Criminal Justice Degrees
Criminal justice starts with the law enforcement officers who solve crimes. It ends with justice being serviced in our court systems. Police officers, criminal investigators, attorneys, and judges all play a role in identifying, apprehending, judging, and punishing criminals. A Criminal Justice degree can lead to a career in many different fields of work, from a police officer to a forensic scientist. While studying for a Criminal Justice degree, you will be introduced to all aspects of the criminal justice system which would include the study of:
- Law enforcement practices
- Criminal law and police science
- Social and psychological factors relating to crime
- Rules for handling evidence
- Investigation and forensics
An associate’s degree in criminal justice will prepare you to work in an entry-level position in law enforcement, corrections, paralegal, court reporting, or private security. This two year program will teach you the basics of the criminal justice system such as political science, forensic science, legal studies, psychology and sociology. The credits you earn with your associates degree can often be applied toward a future bachelor’s degree if you wish to further your education.

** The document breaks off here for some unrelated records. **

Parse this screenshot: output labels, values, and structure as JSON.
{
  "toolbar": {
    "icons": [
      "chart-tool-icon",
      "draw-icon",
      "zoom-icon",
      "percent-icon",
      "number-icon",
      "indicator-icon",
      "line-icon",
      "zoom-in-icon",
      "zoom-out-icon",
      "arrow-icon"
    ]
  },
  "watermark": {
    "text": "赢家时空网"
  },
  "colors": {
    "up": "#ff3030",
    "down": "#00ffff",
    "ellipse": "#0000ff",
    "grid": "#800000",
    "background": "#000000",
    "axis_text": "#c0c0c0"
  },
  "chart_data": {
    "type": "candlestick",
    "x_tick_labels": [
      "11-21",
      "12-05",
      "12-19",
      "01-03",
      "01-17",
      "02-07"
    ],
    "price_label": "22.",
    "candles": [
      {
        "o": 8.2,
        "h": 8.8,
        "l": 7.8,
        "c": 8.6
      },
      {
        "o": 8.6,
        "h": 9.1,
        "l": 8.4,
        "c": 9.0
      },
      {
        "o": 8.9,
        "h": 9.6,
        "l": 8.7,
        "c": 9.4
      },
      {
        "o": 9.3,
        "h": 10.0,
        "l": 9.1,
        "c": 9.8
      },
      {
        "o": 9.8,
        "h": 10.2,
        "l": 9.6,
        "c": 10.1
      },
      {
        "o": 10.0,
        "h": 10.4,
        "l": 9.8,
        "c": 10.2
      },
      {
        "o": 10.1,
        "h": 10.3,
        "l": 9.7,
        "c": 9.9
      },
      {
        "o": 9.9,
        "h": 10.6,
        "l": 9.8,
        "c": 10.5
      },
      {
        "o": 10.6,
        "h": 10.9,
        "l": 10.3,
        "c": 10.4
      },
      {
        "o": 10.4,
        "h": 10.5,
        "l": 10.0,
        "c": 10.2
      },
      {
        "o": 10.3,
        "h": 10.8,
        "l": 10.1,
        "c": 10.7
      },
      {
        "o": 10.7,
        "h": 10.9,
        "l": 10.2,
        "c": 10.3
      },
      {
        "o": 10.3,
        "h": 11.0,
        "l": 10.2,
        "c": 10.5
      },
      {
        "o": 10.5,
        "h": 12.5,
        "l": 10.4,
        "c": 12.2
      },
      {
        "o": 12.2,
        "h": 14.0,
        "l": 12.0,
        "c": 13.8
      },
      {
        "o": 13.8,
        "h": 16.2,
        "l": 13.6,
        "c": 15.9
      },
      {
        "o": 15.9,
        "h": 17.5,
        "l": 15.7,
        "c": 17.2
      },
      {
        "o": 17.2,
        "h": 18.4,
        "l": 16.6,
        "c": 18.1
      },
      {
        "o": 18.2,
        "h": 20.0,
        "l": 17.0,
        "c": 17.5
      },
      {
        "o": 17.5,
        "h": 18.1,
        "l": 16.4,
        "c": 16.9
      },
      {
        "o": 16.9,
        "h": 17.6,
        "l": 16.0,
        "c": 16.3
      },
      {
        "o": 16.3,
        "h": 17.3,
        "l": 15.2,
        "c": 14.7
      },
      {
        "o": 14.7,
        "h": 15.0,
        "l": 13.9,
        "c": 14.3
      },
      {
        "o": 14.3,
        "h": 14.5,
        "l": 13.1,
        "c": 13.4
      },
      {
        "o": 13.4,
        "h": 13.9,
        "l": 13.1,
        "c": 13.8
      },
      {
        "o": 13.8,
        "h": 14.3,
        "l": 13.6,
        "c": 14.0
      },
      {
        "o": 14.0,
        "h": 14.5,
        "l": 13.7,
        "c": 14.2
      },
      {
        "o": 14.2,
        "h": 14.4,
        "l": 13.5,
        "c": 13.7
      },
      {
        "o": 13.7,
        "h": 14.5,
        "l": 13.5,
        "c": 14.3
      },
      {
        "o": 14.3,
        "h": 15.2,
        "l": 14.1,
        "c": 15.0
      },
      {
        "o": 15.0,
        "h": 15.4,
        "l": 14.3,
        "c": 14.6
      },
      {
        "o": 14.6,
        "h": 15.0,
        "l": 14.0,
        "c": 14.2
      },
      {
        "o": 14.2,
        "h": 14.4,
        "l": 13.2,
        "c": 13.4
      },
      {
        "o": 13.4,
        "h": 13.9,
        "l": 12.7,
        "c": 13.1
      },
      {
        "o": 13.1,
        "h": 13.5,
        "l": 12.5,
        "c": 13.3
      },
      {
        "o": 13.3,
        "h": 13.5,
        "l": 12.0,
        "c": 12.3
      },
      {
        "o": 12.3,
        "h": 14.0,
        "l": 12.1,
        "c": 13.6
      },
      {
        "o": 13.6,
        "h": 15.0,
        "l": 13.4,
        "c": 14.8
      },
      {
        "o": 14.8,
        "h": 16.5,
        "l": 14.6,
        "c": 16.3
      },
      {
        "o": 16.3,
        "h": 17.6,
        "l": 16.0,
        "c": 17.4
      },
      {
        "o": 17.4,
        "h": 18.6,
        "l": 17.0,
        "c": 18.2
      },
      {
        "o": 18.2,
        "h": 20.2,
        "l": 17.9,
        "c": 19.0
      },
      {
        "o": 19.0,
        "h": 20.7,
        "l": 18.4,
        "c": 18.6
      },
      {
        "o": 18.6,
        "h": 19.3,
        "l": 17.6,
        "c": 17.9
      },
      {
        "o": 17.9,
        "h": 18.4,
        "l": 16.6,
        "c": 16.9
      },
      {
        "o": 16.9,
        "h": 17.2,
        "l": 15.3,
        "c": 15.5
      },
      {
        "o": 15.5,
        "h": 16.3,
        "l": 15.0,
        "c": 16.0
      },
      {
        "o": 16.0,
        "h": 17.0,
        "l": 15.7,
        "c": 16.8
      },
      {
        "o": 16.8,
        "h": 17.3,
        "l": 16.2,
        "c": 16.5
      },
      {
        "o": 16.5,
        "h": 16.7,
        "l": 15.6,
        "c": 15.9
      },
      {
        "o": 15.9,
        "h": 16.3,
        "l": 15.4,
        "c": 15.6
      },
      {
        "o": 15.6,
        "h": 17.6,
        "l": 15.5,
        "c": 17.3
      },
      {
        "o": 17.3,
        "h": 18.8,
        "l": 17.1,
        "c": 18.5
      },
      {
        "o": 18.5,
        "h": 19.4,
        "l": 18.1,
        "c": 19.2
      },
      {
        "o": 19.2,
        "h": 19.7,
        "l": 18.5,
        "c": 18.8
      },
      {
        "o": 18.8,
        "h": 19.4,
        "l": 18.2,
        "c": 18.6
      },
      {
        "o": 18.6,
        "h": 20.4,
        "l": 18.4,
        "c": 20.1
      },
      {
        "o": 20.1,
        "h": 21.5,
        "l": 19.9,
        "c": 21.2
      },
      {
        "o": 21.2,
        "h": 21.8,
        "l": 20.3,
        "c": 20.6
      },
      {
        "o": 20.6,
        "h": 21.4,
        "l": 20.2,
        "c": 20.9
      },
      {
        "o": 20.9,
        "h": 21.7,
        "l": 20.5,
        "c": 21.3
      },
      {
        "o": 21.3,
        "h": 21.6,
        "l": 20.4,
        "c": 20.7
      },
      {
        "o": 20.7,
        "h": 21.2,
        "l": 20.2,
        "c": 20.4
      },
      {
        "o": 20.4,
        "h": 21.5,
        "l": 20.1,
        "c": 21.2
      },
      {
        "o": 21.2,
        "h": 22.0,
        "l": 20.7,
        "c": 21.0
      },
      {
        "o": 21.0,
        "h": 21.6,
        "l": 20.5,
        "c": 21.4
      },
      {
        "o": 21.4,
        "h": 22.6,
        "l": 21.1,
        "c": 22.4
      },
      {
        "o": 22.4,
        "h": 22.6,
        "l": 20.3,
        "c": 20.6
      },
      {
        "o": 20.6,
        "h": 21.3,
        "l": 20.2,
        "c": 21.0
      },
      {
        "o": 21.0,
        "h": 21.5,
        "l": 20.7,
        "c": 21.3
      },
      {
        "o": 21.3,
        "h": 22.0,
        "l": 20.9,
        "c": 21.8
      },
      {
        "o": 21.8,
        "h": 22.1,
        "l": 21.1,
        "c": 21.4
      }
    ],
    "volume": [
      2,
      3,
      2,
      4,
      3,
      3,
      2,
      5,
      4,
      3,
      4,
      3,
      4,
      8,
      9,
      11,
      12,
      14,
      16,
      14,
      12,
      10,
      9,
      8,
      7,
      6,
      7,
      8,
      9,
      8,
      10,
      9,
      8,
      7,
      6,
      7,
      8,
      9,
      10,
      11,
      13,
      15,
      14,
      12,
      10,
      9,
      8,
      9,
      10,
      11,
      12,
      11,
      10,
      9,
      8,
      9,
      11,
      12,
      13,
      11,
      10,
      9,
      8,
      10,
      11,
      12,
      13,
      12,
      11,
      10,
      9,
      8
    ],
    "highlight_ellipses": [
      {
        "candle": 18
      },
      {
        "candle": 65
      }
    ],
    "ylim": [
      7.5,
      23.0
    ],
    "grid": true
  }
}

A bachelor’s degree in criminal justice is a four year program, and will provide further training and education in any of the programs offered at the associate’s level. There are more job opportunities as a social worker, probation officer, and correctional treatment specialist, among others. Many federal and private agencies require job applicants to have a bachelor’s degree.
Earning a master’s degree in criminal justice can help advance your career, and usually requires two more years of study, after the completion of your bachelor degree. You can qualify for a position as a FBI agent, police chief, college instructor, and other supervisory positions in law enforcement.
There are also criminal justice certificate programs available for those who want to take specific courses to gain a general understanding of the criminal justice system. These usually require at least one year of study, but vary according to the program.
Job Opportunities for Criminal Justice Degrees
Employment in the criminal justice field, specifically among police and detectives, will grow 10 percent from 2008-2018. This demand comes mainly from population growth, and the ongoing need to serve and protect our society.
Source: Bureau of Labor Statistics, U.S. Department of Labor, Occupational Outlook Handbook, 2010-2011 Edition